Because I don’t live in the path of totality, the sun won’t be completely blotted out today, but it will be partially covered. Not fully visible, but still there, underneath the darkness.
In flash fiction, the brevity of the form means that not all of your story will be visible on the surface. You have to trust your characters and story enough to know that all of it is there, to reveal enough to let readers understand what may not be spelled out.
My microfiction “Filament” was just published in Blue Fifth Review, a journal specializing in poetry, very short prose, and forms that walk the line between the two. “Filament,” sparked by an image one of my students suggested during a workshop, has been pared down quite a bit, from flash (around 500 words) to micro (less than 300). I like it in its leaner, tighter form–just enough light shining through to reveal the essentials.

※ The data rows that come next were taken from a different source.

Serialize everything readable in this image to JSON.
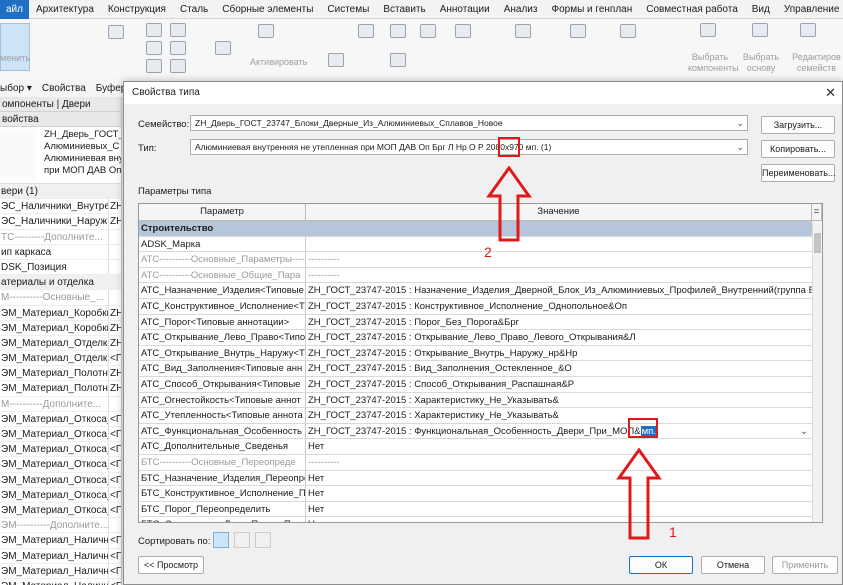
{
  "menubar": {
    "file": "айл",
    "items": [
      "Архитектура",
      "Конструкция",
      "Сталь",
      "Сборные элементы",
      "Системы",
      "Вставить",
      "Аннотации",
      "Анализ",
      "Формы и генплан",
      "Совместная работа",
      "Вид",
      "Управление",
      "Н"
    ]
  },
  "ribbon": {
    "labels": {
      "mod": "менить",
      "activate": "Активировать",
      "sel_comp": "Выбрать компоненты",
      "sel_base": "Выбрать основу",
      "edit_fam": "Редактиров семейств"
    }
  },
  "context": {
    "select": "ыбор ▾",
    "properties": "Свойства",
    "buffer": "Буфер"
  },
  "left_panel": {
    "breadcrumb": "омпоненты | Двери",
    "header": "войства",
    "preview_text": [
      "ZH_Дверь_ГОСТ_2",
      "Алюминиевых_С",
      "Алюминиевая внут",
      "при МОП ДАВ Оп"
    ],
    "rows": [
      {
        "k": "вери (1)",
        "v": "",
        "grp": true
      },
      {
        "k": "ЭС_Наличники_Внутре",
        "v": "ZH"
      },
      {
        "k": "ЭС_Наличники_Наруж",
        "v": "ZH"
      },
      {
        "k": "ТС---------Дополните...",
        "v": "",
        "gray": true
      },
      {
        "k": "ип каркаса",
        "v": ""
      },
      {
        "k": "DSK_Позиция",
        "v": ""
      },
      {
        "k": "атериалы и отделка",
        "v": "",
        "grp": true
      },
      {
        "k": "М----------Основные_...",
        "v": "",
        "gray": true
      },
      {
        "k": "ЭМ_Материал_Коробки",
        "v": "ZH"
      },
      {
        "k": "ЭМ_Материал_Коробки",
        "v": "ZH"
      },
      {
        "k": "ЭМ_Материал_Отделки",
        "v": "ZH"
      },
      {
        "k": "ЭМ_Материал_Отделки",
        "v": "<Г"
      },
      {
        "k": "ЭМ_Материал_Полотна",
        "v": "ZH"
      },
      {
        "k": "ЭМ_Материал_Полотна",
        "v": "ZH"
      },
      {
        "k": "М----------Дополните...",
        "v": "",
        "gray": true
      },
      {
        "k": "ЭМ_Материал_Откоса_...",
        "v": "<Г"
      },
      {
        "k": "ЭМ_Материал_Откоса_...",
        "v": "<Г"
      },
      {
        "k": "ЭМ_Материал_Откоса_...",
        "v": "<Г"
      },
      {
        "k": "ЭМ_Материал_Откоса_...",
        "v": "<Г"
      },
      {
        "k": "ЭМ_Материал_Откоса_...",
        "v": "<Г"
      },
      {
        "k": "ЭМ_Материал_Откоса_...",
        "v": "<Г"
      },
      {
        "k": "ЭМ_Материал_Откоса_...",
        "v": "<Г"
      },
      {
        "k": "ЭМ----------Дополните...",
        "v": "",
        "gray": true
      },
      {
        "k": "ЭМ_Материал_Наличн...",
        "v": "<Г"
      },
      {
        "k": "ЭМ_Материал_Наличн...",
        "v": "<Г"
      },
      {
        "k": "ЭМ_Материал_Наличн...",
        "v": "<Г"
      },
      {
        "k": "ЭМ_Материал_Наличн...",
        "v": "<Г"
      }
    ]
  },
  "dialog": {
    "title": "Свойства типа",
    "family_label": "Семейство:",
    "family_value": "ZH_Дверь_ГОСТ_23747_Блоки_Дверные_Из_Алюминиевых_Сплавов_Новое",
    "type_label": "Тип:",
    "type_value": "Алюминиевая внутренняя не утепленная при МОП ДАВ Оп Брг Л Нр О Р 2080х970 мп. (1)",
    "load_btn": "Загрузить...",
    "copy_btn": "Копировать...",
    "rename_btn": "Переименовать...",
    "params_label": "Параметры типа",
    "col_param": "Параметр",
    "col_value": "Значение",
    "rows": [
      {
        "p": "Строительство",
        "v": "",
        "cat": true
      },
      {
        "p": "ADSK_Марка",
        "v": ""
      },
      {
        "p": "АТС----------Основные_Параметры----",
        "v": "----------",
        "gray": true
      },
      {
        "p": "АТС----------Основные_Общие_Пара",
        "v": "----------",
        "gray": true
      },
      {
        "p": "АТС_Назначение_Изделия<Типовые",
        "v": "ZH_ГОСТ_23747-2015 : Назначение_Изделия_Дверной_Блок_Из_Алюминиевых_Профилей_Внутренний(группа Б)"
      },
      {
        "p": "АТС_Конструктивное_Исполнение<Т",
        "v": "ZH_ГОСТ_23747-2015 : Конструктивное_Исполнение_Однопольное&Оп"
      },
      {
        "p": "АТС_Порог<Типовые аннотации>",
        "v": "ZH_ГОСТ_23747-2015 : Порог_Без_Порога&Брг"
      },
      {
        "p": "АТС_Открывание_Лево_Право<Типо",
        "v": "ZH_ГОСТ_23747-2015 : Открывание_Лево_Право_Левого_Открывания&Л"
      },
      {
        "p": "АТС_Открывание_Внутрь_Наружу<Ти",
        "v": "ZH_ГОСТ_23747-2015 : Открывание_Внутрь_Наружу_нр&Нр"
      },
      {
        "p": "АТС_Вид_Заполнения<Типовые анн",
        "v": "ZH_ГОСТ_23747-2015 : Вид_Заполнения_Остекленное_&О"
      },
      {
        "p": "АТС_Способ_Открывания<Типовые",
        "v": "ZH_ГОСТ_23747-2015 : Способ_Открывания_Распашная&Р"
      },
      {
        "p": "АТС_Огнестойкость<Типовые аннот",
        "v": "ZH_ГОСТ_23747-2015 : Характеристику_Не_Указывать&"
      },
      {
        "p": "АТС_Утепленность<Типовые аннота",
        "v": "ZH_ГОСТ_23747-2015 : Характеристику_Не_Указывать&"
      },
      {
        "p": "АТС_Функциональная_Особенность",
        "v": "ZH_ГОСТ_23747-2015 : Функциональная_Особенность_Двери_При_МОП&",
        "hl": "мп.",
        "dd": true
      },
      {
        "p": "АТС_Дополнительные_Сведенья",
        "v": "Нет"
      },
      {
        "p": "БТС----------Основные_Переопреде",
        "v": "----------",
        "gray": true
      },
      {
        "p": "БТС_Назначение_Изделия_Переопре",
        "v": "Нет"
      },
      {
        "p": "БТС_Конструктивное_Исполнение_П",
        "v": "Нет"
      },
      {
        "p": "БТС_Порог_Переопределить",
        "v": "Нет"
      },
      {
        "p": "БТС_Открывание_Лево_Право_Пере",
        "v": "Нет"
      }
    ],
    "sort_label": "Сортировать по:",
    "preview_btn": "<< Просмотр",
    "ok_btn": "ОК",
    "cancel_btn": "Отмена",
    "apply_btn": "Применить"
  },
  "annotations": {
    "n1": "1",
    "n2": "2",
    "color": "#e0191b"
  }
}
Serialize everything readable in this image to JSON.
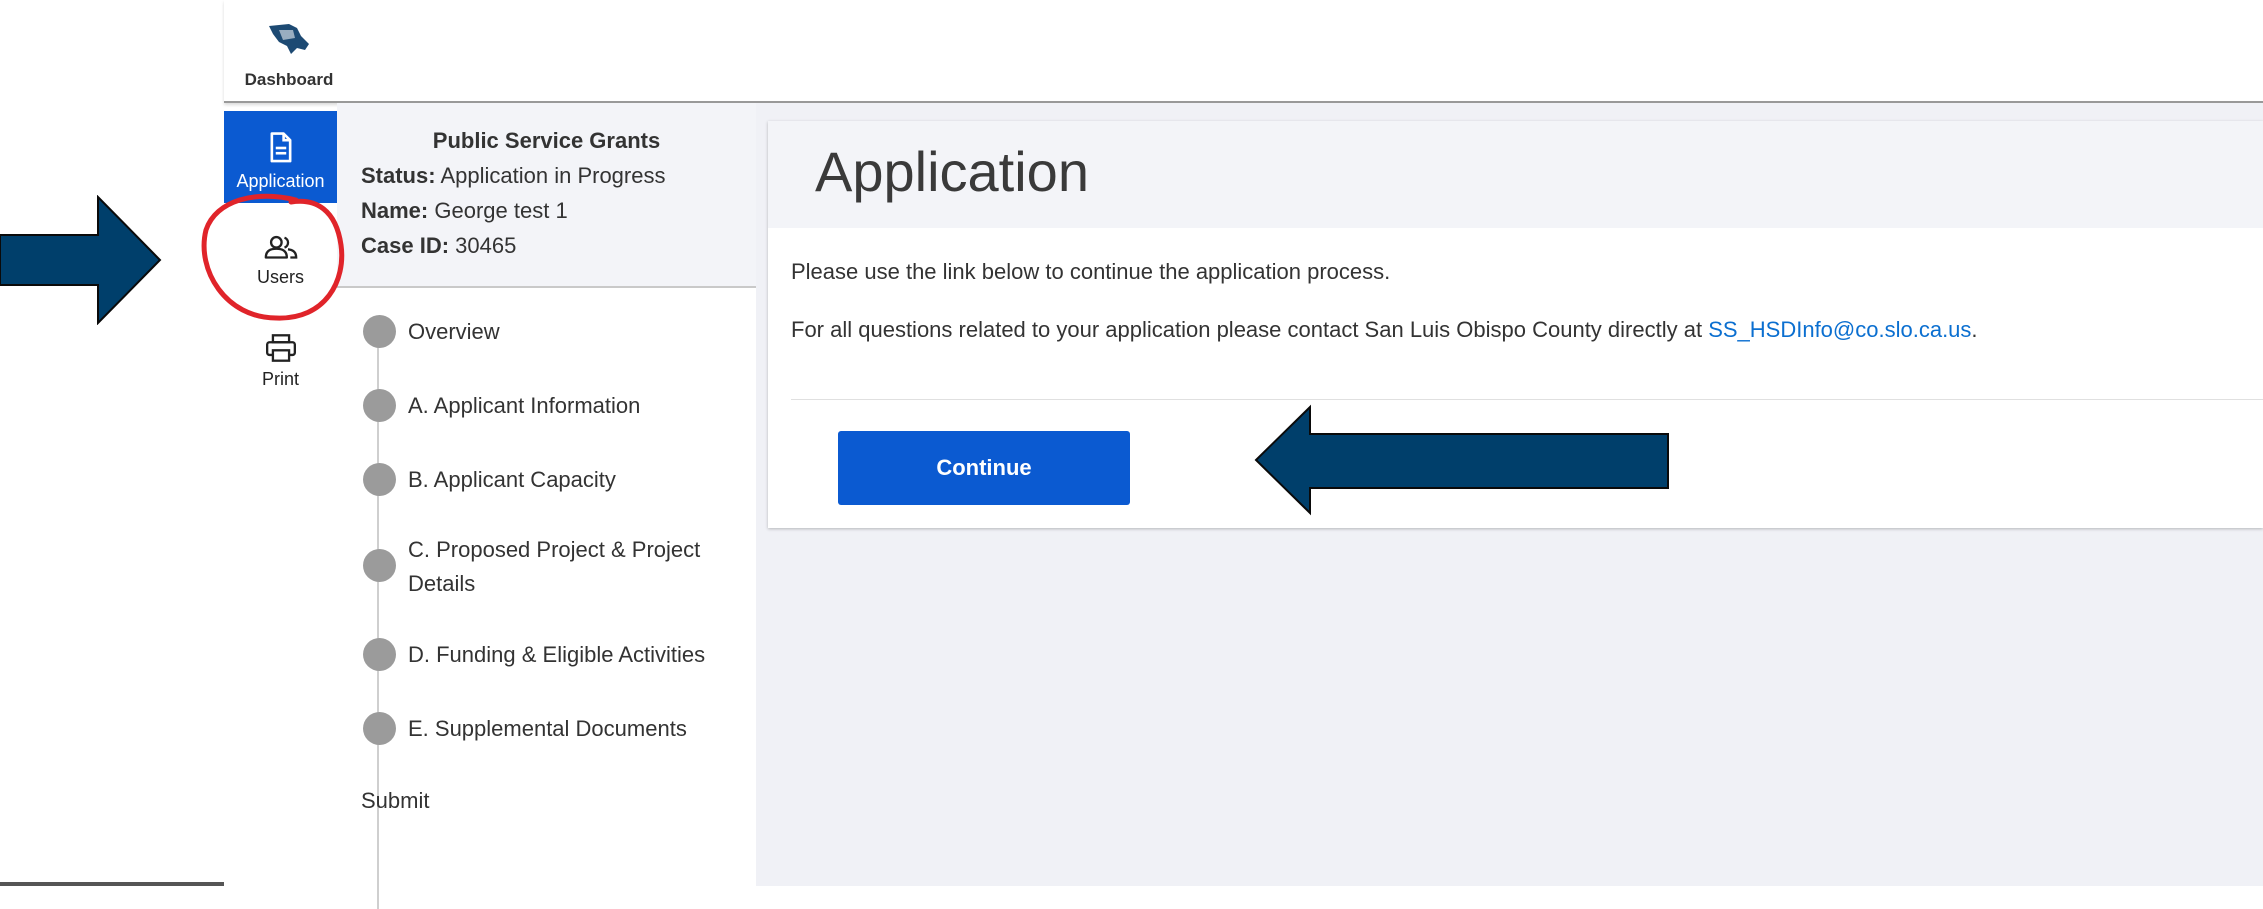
{
  "header": {
    "dashboard_label": "Dashboard"
  },
  "rail": [
    {
      "label": "Application",
      "icon": "document-icon",
      "active": true
    },
    {
      "label": "Users",
      "icon": "users-icon",
      "active": false
    },
    {
      "label": "Print",
      "icon": "printer-icon",
      "active": false
    }
  ],
  "grant": {
    "title": "Public Service Grants",
    "status_key": "Status:",
    "status_value": "Application in Progress",
    "name_key": "Name:",
    "name_value": "George test 1",
    "case_key": "Case ID:",
    "case_value": "30465"
  },
  "steps": [
    "Overview",
    "A. Applicant Information",
    "B. Applicant Capacity",
    "C. Proposed Project & Project",
    "Details",
    "D. Funding & Eligible Activities",
    "E. Supplemental Documents",
    "Submit"
  ],
  "main": {
    "title": "Application",
    "message_1": "Please use the link below to continue the application process.",
    "message_2_prefix": "For all questions related to your application please contact San Luis Obispo County directly at ",
    "email": "SS_HSDInfo@co.slo.ca.us",
    "message_2_suffix": ".",
    "continue_label": "Continue"
  },
  "colors": {
    "accent": "#0b5ad1",
    "arrow": "#003f6b",
    "highlight": "#e0242a",
    "link": "#0b6fd0"
  }
}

I’ll be exploring the boundaries of flash and microfiction in my writing workshop “Flash Fiction Speed Dating” at Hollihock Writers Conference in New Bedford on Sunday, August 27 at 2 p.m. I hope to see you and write with you there.